Russia’s mean household income of US$21,000 is not reflective of the economic realities on the ground, as it is skewed upwards by the lofty remuneration of the country’s super-rich. In fact, about two-thirds of Russian households have a disposable income below this figure. A more accurate indicator is therefore the median income, the figure that divides household income distribution into two equal groups, half with disposable income above that sum and half below, which stands closer to US$16,000.
The middle class – defined as households with between 75% and 125% of median income – constitutes about a third of the total number of households in Russia. Prior to the global economic downturn of 2008-2009, the middle class had been experiencing negligible growth, edging up 0.1% year-on-year in both 2006 and 2007. The economic turbulence of 2008 saw the number of households in the middle class plunge by 9.3%. However, it quickly resumed healthy growth, rising 2.8% in 2009 and a further 6.4% in 2010, and continues to expand. The middle class is generally closer in lifestyle to the lowest end of the socioeconomic scale than to Russia’s wealthy elite. However, though their income is not especially high in European terms, the emergent middle class are likely to absorb the aspirations and tastes of their richer counterparts. A solid market for modest luxuries and practical big-ticket items, such as family cars, white goods, electronics and furniture, will thus establish itself among the middle classes.
In fact, Euromonitor International data indicates that households with annual disposable income between US$15,000 and US$25,000 now outnumber those with less than US$10,000. In conjunction with the removal of incentives, it is therefore hardly surprising that domestic value-for-money brands such as Lada and ZAZ are losing share in Russia. In the meantime, foreign carmakers have launched new sedans at the Moscow Motor Show such as the Chevrolet Cobalt, Mazda 6, Nissan Almera and Opel Astra sedan.
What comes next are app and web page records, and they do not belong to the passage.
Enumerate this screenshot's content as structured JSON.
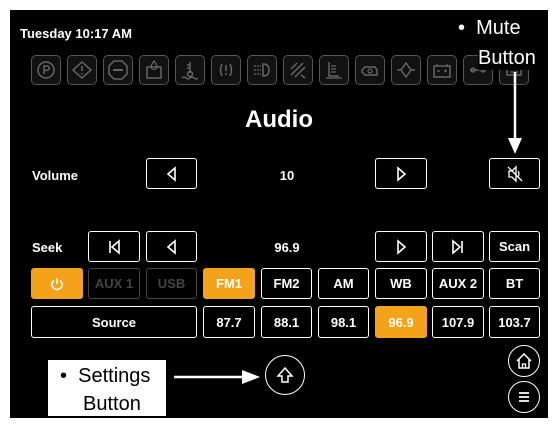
{
  "status": {
    "time": "Tuesday 10:17 AM"
  },
  "warning_icons": [
    "parking-brake-icon",
    "warning-triangle-icon",
    "stop-icon",
    "fuel-water-icon",
    "coolant-temp-icon",
    "fault-light-icon",
    "headlight-icon",
    "tow-icon",
    "engine-oil-icon",
    "engine-icon",
    "filter-icon",
    "battery-icon"
  ],
  "page": {
    "title": "Audio"
  },
  "volume": {
    "label": "Volume",
    "value": "10"
  },
  "seek": {
    "label": "Seek",
    "value": "96.9",
    "scan_label": "Scan"
  },
  "sources": [
    {
      "label": "AUX 1",
      "state": "disabled"
    },
    {
      "label": "USB",
      "state": "disabled"
    },
    {
      "label": "FM1",
      "state": "active"
    },
    {
      "label": "FM2",
      "state": "normal"
    },
    {
      "label": "AM",
      "state": "normal"
    },
    {
      "label": "WB",
      "state": "normal"
    },
    {
      "label": "AUX 2",
      "state": "normal"
    },
    {
      "label": "BT",
      "state": "normal"
    }
  ],
  "source_button": {
    "label": "Source"
  },
  "presets": [
    {
      "label": "87.7",
      "state": "normal"
    },
    {
      "label": "88.1",
      "state": "normal"
    },
    {
      "label": "98.1",
      "state": "normal"
    },
    {
      "label": "96.9",
      "state": "active"
    },
    {
      "label": "107.9",
      "state": "normal"
    },
    {
      "label": "103.7",
      "state": "normal"
    }
  ],
  "callouts": {
    "mute_line1": "Mute",
    "mute_line2": "Button",
    "settings_line1": "Settings",
    "settings_line2": "Button"
  },
  "colors": {
    "accent": "#f5a21b",
    "background": "#000000",
    "text": "#ffffff"
  }
}
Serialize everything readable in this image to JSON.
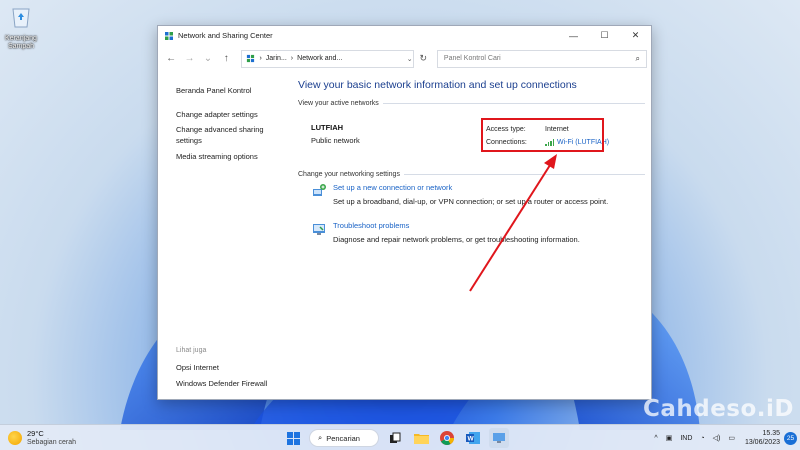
{
  "desktop": {
    "recycle_bin_label": "Keranjang Sampah"
  },
  "window": {
    "title": "Network and Sharing Center",
    "controls": {
      "minimize": "—",
      "maximize": "☐",
      "close": "✕"
    }
  },
  "address_bar": {
    "back": "←",
    "forward": "→",
    "recent": "⌄",
    "up": "↑",
    "crumbs": [
      "Jarin...",
      "›",
      "Network and..."
    ],
    "dropdown": "⌄",
    "refresh": "↻",
    "search_placeholder": "Panel Kontrol Cari"
  },
  "sidebar": {
    "home": "Beranda Panel Kontrol",
    "links": [
      "Change adapter settings",
      "Change advanced sharing",
      "settings",
      "Media streaming options"
    ],
    "see_also_heading": "Lihat juga",
    "see_also": [
      "Opsi Internet",
      "Windows Defender Firewall"
    ]
  },
  "main": {
    "title": "View your basic network information and set up connections",
    "active_networks_heading": "View your active networks",
    "network_name": "LUTFIAH",
    "network_type": "Public network",
    "access_type_label": "Access type:",
    "access_type_value": "Internet",
    "connections_label": "Connections:",
    "connections_value": "Wi-Fi (LUTFIAH)",
    "change_settings_heading": "Change your networking settings",
    "tasks": [
      {
        "link": "Set up a new connection or network",
        "desc": "Set up a broadband, dial-up, or VPN connection; or set up a router or access point."
      },
      {
        "link": "Troubleshoot problems",
        "desc": "Diagnose and repair network problems, or get troubleshooting information."
      }
    ]
  },
  "watermark": "Cahdeso.iD",
  "taskbar": {
    "weather_temp": "29°C",
    "weather_desc": "Sebagian cerah",
    "search_label": "Pencarian",
    "language": "IND",
    "time": "15.35",
    "date": "13/06/2023",
    "notification_count": "25",
    "tray_chevron": "^"
  },
  "colors": {
    "link": "#1a63c6",
    "title": "#1b3f8f",
    "highlight": "#e0161c"
  }
}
In the context of a declining population (see the Euromonitor article “Russia’s Population in Decline despite Spike in Birth Rate”), the outlook is for fewer households with annual disposable income below US$15,000 and those with US$25k-US$55k are actually forecast to overtake US$15k-US$25k homes in 2017. Carmakers which offer aspirational vehicles to appeal to Russia’s burgeoning middle class will therefore prosper in Russia. However, the number of wealthy households – those with disposable income over US$55,000 per annum – is expected to grow at the fastest pace in Russia, essentially doubling in number by 2020 and thus boosting the presence of premium and luxury carmakers. No wonder then that, also at the Moscow Motor Show, Audi chairman Rupert Stadler announced plans to commence local production of four Audi model lines – the A4, A6, Q5 and Q7 – at VW’s Kaluga plant from 2013.
Source: Euromonitor International